320, or 4%, of the 7,804 cell sites in the region were out of service, the WSJ reported. And although most cell towers have backup batteries, they only last about 8 hours, and if they’re flooded or their equipment is blown away, they’re toast.
On the government side, FEMA does have an app to push information about disaster preparedness, and FCC Chairman Ajit Pai said the FCC is working to protect communications networks, monitoring outages, working with the Department of Homeland Security and state and local partners, and has activated the Disaster Information Reporting System.
Thank you to the ARRL and many American News agencies for these details.
Another Hurricane, this one called “Irma” is starting to be felt in the Atlantic and predictions forecast that this storm will be heading toward Puerto Rico, the Dominican Republic and Haiti.
Meanwhile, across the globe, seasonal monsoon rain has inundated the Eastern side of India, with the major affected area being most of the Bihar state villages.
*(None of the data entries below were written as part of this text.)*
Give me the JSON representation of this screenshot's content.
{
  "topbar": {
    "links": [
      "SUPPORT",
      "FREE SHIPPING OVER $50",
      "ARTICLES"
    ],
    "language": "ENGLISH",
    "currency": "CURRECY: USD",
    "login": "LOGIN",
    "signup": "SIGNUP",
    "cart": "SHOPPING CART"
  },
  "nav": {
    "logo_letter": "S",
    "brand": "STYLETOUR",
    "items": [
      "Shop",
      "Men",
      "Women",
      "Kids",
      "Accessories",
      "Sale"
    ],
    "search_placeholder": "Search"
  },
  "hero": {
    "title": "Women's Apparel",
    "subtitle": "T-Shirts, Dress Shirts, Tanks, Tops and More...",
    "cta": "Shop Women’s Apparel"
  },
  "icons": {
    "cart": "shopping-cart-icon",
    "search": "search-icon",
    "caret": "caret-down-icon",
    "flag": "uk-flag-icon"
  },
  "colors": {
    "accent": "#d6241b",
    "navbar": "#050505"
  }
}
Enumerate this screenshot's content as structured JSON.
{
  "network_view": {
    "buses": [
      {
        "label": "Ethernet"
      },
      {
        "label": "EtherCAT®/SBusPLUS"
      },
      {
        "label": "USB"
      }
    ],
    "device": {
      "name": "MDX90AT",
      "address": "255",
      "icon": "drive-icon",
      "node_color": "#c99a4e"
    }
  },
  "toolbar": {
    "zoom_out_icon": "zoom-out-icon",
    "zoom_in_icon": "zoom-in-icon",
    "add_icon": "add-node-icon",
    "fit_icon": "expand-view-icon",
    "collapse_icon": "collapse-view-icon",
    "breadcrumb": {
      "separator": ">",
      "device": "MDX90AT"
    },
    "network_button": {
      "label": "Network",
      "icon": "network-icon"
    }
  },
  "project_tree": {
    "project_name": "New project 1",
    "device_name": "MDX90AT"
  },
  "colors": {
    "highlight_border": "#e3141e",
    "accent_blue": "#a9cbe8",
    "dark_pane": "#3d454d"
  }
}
National Coordinator for Disaster Communication in India, Jayu S. Bhide VU2JAU, reports that HAMS from East Bengal and Patna were in action passing messages during the flooding. 1300 deaths were reported and about 8 million people have been displaced. This kind of makes Hurricane Harvey seem mild, by comparison.
The emergency communications teams helped the National Disaster Response Force (NDRF) teams. All HAMS assisted in controlling the communication on VHF mainly. The situation was brought under control, and the NDRF rescued most of the people identified by the HAMS in their message handling. The affected areas now mainly face a problem with drinking water as all the boring pumps are contaminated due to the flood. Fresh water and food packets are reaching the flood area. The monsoonal rain also affected neighbouring Bangladesh but no report on emergency communications from there has been provided.
Monsoon rains also hit early on Tuesday August 29 causing flooding in the Mumbai and Pune areas with immediate action by local HAMS helping out during the adverse weather. All traffic was disrupted, even local trains and buses were submerged and unable to move. Children stranded in a school were left hungry and the electricity also went off.
Satish Shah VU2SVS and Ankur Puranik VU2AXN and 50 HAMS involved arranging food and power for the school. The HAMs of Mumbai were in touch with each other, even those who don’t have a VHF transceiver. The ‘ZELLO app’ was used to connect those without suitable radio equipment to interface with a VHF HAM radio frequency. Many workers were stranded in their offices or at railway stations until midnight. Looking after the central railway in Mumbai were the Bharat Scouts & Guides that had undergone previous disaster communication training. The recent rain is likely to remain for a while, with schools and offices closed. All the HAMS are kept on alert by government and local bodies should their communications be needed
– Jim Linton VK3PC, Chairman IARU Region 3 Disaster Communications Committee with Jayu S. Bhide VU2JAU National Coordinator for Disaster Communication in India.
As the saying goes “Water, water, everywhere, and not a drop to drink!”
This is Dave Reece ZS1DFR reporting for HAMNET in South Africa.